• INFORMATION:
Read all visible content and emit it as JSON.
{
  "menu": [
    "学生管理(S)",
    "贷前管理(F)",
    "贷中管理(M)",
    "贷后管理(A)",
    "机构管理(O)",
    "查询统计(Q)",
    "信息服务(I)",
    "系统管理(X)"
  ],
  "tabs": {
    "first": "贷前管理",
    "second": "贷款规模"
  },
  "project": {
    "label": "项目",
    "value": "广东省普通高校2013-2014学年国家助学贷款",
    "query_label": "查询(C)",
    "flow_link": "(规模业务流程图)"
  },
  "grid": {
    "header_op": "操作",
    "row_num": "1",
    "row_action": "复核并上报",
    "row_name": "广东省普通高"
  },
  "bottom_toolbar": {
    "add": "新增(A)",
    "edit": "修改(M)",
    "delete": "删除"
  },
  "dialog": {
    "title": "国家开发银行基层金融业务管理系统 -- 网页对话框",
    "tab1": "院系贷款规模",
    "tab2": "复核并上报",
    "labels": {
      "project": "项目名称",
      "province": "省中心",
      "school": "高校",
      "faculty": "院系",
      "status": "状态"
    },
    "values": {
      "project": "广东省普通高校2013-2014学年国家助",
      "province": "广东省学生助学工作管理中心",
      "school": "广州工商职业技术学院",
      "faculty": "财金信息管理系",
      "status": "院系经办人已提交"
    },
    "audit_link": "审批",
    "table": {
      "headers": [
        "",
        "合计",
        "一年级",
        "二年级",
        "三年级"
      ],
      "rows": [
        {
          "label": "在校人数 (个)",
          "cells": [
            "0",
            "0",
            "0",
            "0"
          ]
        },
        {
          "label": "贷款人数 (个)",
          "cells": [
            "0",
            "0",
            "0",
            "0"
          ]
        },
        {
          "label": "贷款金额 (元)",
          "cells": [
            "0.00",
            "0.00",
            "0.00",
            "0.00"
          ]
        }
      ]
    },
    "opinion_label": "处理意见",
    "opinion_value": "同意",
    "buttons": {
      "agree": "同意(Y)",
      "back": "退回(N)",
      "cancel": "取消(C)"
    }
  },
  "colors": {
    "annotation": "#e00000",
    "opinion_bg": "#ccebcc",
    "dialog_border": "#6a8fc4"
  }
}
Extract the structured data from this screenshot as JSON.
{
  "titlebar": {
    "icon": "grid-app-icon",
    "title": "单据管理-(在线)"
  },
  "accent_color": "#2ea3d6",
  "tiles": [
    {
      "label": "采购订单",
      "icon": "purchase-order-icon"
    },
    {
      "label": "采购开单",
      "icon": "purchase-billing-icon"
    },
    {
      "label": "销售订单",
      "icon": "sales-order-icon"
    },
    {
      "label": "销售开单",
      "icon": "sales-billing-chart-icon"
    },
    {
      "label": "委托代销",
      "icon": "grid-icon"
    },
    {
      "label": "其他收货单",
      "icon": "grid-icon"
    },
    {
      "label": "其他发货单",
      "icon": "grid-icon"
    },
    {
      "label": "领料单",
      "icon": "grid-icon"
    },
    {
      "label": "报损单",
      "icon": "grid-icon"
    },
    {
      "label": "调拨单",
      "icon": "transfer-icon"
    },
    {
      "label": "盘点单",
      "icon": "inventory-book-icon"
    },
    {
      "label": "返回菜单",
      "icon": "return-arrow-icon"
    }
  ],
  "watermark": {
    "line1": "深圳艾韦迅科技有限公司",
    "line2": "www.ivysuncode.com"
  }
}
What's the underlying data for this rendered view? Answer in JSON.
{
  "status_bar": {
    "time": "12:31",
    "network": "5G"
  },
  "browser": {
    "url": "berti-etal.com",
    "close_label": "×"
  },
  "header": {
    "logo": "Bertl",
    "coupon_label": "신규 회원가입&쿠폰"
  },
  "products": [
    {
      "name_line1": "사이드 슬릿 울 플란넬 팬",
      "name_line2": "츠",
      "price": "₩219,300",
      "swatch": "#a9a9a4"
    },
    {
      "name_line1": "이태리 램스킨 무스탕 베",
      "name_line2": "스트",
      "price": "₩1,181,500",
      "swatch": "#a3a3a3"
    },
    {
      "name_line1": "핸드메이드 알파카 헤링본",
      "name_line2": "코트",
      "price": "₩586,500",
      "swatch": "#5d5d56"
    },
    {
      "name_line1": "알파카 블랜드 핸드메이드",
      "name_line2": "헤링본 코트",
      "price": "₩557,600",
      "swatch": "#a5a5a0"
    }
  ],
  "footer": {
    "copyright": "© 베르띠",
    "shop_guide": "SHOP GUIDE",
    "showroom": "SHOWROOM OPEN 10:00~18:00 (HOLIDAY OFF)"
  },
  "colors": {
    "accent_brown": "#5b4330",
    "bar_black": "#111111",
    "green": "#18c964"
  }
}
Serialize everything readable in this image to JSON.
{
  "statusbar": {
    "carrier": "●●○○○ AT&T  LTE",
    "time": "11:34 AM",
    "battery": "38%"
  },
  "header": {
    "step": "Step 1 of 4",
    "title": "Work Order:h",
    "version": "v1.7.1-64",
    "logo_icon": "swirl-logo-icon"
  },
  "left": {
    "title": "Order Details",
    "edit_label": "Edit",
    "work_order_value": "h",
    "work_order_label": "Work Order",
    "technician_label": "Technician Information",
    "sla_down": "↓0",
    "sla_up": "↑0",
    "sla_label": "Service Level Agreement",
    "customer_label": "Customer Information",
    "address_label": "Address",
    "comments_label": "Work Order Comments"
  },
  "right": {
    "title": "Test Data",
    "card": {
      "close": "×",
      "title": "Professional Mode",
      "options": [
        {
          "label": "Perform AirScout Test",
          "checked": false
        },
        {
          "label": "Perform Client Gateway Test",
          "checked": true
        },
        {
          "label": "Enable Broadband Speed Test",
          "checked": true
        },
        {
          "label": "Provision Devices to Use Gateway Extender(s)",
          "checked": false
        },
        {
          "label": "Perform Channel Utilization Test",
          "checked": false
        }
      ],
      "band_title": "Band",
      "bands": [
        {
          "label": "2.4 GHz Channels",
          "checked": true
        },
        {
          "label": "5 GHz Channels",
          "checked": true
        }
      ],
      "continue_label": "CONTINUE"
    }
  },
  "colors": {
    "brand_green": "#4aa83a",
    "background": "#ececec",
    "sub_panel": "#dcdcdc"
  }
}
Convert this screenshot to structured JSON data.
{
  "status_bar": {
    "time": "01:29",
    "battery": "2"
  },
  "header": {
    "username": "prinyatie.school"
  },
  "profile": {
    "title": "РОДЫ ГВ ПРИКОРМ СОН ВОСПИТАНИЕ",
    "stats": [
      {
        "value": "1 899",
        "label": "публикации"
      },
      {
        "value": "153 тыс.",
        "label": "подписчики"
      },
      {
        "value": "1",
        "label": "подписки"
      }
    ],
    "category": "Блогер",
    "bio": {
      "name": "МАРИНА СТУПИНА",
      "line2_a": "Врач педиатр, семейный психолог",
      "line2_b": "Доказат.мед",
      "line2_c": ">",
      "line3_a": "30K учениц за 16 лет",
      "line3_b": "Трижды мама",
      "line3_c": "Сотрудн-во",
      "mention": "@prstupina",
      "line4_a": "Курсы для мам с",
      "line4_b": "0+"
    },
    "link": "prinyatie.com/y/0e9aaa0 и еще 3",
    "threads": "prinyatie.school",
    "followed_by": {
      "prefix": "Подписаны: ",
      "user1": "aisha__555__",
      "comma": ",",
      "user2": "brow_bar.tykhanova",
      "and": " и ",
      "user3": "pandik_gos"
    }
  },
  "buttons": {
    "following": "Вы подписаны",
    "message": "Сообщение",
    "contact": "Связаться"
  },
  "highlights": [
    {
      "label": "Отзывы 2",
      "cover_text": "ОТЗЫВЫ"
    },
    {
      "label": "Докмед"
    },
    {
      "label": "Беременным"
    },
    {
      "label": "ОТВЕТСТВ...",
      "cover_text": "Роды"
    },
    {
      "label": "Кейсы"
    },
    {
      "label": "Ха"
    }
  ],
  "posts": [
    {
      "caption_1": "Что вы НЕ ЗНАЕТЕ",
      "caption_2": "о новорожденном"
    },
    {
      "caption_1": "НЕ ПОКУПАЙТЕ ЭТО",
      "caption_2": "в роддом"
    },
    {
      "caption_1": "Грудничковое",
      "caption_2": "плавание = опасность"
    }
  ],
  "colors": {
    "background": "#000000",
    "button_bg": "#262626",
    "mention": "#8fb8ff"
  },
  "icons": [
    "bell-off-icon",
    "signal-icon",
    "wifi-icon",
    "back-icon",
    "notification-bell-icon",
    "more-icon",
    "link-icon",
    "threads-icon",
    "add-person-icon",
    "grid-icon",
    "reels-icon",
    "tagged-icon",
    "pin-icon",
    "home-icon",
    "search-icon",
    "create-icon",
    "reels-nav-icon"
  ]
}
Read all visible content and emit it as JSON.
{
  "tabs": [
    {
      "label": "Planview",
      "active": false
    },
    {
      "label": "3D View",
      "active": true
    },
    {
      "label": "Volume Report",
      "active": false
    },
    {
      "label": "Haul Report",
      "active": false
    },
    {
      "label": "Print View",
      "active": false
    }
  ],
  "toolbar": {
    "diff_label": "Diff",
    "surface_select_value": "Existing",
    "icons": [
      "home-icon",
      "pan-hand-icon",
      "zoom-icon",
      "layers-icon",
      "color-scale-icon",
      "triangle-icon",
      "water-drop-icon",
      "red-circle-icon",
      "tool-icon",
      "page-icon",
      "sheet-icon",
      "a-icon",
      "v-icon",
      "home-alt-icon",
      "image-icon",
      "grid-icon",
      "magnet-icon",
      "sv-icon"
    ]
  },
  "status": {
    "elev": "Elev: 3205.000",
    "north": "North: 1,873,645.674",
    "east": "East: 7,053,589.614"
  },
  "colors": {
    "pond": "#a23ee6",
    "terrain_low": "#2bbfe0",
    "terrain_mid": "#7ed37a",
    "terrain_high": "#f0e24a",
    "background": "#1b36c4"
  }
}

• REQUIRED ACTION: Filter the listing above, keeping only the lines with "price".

• SOLUTION TO THIS TASK:
      "price": "₩219,300",
      "price": "₩1,181,500",
      "price": "₩586,500",
      "price": "₩557,600",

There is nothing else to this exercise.